------ EXTRACTED ENTRIES ------
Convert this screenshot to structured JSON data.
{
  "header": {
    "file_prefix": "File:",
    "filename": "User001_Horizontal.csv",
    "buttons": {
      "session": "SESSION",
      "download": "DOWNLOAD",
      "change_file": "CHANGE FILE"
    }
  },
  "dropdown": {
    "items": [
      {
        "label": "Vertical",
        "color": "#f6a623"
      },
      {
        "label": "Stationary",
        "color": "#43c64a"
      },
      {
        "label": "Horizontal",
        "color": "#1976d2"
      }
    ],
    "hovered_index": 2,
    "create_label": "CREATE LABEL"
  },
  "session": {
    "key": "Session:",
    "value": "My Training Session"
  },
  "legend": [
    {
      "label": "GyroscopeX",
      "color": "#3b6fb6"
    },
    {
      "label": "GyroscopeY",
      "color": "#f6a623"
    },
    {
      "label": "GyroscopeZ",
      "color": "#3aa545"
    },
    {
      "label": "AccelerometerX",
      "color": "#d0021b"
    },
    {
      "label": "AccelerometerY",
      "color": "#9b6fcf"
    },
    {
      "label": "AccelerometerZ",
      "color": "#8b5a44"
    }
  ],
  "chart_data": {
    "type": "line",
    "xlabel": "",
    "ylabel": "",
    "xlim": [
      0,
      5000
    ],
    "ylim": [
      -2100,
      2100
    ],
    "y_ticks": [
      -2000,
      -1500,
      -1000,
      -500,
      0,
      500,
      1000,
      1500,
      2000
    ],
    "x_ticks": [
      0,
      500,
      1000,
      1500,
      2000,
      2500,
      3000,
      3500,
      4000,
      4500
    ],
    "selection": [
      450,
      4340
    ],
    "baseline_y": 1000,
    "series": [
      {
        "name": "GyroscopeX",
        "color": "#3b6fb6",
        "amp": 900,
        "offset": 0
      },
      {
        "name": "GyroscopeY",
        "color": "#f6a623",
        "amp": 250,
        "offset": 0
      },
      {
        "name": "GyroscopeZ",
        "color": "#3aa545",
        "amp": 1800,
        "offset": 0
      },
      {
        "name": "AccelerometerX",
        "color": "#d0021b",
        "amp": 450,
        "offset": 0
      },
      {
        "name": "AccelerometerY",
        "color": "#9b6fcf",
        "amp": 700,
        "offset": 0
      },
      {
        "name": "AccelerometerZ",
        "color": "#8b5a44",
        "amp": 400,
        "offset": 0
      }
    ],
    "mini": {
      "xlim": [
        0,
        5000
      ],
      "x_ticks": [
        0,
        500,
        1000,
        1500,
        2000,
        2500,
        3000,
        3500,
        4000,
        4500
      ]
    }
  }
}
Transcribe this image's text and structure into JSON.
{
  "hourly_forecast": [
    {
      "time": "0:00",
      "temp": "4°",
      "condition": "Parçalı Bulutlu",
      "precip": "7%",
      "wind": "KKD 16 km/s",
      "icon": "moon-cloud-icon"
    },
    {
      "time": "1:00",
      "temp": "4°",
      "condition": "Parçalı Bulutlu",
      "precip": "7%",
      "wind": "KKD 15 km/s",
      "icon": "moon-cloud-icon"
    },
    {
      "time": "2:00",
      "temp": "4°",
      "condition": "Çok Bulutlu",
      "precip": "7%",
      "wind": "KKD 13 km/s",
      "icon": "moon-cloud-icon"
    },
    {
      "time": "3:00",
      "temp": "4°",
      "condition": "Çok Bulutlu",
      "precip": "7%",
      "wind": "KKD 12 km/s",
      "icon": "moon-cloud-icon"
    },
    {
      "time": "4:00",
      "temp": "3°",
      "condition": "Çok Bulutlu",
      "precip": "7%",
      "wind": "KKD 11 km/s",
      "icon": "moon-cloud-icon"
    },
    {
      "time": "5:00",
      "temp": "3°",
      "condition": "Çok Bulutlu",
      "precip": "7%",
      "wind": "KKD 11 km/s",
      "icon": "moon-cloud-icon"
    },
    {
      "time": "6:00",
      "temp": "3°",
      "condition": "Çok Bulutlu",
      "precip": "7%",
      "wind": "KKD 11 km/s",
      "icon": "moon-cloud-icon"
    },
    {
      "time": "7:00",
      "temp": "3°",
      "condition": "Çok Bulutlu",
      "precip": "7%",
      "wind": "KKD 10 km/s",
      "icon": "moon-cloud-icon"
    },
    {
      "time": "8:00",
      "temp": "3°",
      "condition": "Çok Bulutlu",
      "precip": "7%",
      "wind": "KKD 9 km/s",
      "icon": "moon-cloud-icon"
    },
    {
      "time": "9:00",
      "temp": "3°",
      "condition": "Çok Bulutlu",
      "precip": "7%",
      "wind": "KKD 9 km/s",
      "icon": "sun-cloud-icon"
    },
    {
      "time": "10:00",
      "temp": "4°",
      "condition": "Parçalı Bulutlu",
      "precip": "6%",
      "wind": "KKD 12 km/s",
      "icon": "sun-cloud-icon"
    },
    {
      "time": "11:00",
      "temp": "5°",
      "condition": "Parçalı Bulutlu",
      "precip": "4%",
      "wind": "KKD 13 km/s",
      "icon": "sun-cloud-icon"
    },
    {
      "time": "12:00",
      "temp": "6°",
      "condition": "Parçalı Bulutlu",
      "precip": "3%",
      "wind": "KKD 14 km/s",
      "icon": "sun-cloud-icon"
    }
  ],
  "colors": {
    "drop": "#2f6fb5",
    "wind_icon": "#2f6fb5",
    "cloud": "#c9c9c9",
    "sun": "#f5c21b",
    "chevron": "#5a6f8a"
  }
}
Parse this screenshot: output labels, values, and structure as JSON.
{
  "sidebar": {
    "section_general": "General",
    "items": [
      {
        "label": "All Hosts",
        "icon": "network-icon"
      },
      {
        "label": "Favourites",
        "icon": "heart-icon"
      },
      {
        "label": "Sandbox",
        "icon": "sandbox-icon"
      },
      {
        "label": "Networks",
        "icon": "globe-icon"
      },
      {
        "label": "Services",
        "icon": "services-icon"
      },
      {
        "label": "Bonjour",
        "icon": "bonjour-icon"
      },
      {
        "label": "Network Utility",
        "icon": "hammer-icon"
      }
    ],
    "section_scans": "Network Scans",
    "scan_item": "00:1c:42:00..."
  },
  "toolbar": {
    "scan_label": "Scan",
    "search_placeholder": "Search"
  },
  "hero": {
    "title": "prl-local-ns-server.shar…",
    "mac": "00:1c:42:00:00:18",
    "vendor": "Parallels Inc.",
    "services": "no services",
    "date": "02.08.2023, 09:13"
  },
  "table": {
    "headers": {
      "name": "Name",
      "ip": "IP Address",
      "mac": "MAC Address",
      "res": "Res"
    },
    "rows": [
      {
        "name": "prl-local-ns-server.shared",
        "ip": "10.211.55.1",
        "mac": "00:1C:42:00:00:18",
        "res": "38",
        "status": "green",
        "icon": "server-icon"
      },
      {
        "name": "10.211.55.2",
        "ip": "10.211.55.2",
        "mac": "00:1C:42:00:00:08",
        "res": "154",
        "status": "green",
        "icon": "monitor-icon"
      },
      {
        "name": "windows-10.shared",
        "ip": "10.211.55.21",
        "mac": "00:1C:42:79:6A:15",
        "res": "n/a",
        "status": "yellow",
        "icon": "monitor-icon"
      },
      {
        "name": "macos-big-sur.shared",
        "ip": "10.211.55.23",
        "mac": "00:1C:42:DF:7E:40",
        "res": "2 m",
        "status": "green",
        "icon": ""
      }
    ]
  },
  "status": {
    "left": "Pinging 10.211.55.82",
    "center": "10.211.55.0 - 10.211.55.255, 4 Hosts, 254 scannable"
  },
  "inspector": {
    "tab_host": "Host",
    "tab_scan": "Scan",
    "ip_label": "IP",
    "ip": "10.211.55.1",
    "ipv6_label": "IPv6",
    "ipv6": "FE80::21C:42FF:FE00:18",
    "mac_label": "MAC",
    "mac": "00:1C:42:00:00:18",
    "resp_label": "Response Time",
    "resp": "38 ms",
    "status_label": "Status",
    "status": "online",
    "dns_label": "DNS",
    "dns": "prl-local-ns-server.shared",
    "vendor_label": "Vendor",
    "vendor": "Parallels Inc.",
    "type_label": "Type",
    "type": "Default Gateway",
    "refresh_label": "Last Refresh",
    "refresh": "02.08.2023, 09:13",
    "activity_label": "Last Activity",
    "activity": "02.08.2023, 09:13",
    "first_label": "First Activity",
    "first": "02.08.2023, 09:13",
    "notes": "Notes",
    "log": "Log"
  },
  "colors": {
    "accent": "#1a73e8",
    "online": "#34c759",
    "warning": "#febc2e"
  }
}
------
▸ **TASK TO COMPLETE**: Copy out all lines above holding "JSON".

▸ **RESULT**:
Convert this screenshot to structured JSON data.
Transcribe this image's text and structure into JSON.
Parse this screenshot: output labels, values, and structure as JSON.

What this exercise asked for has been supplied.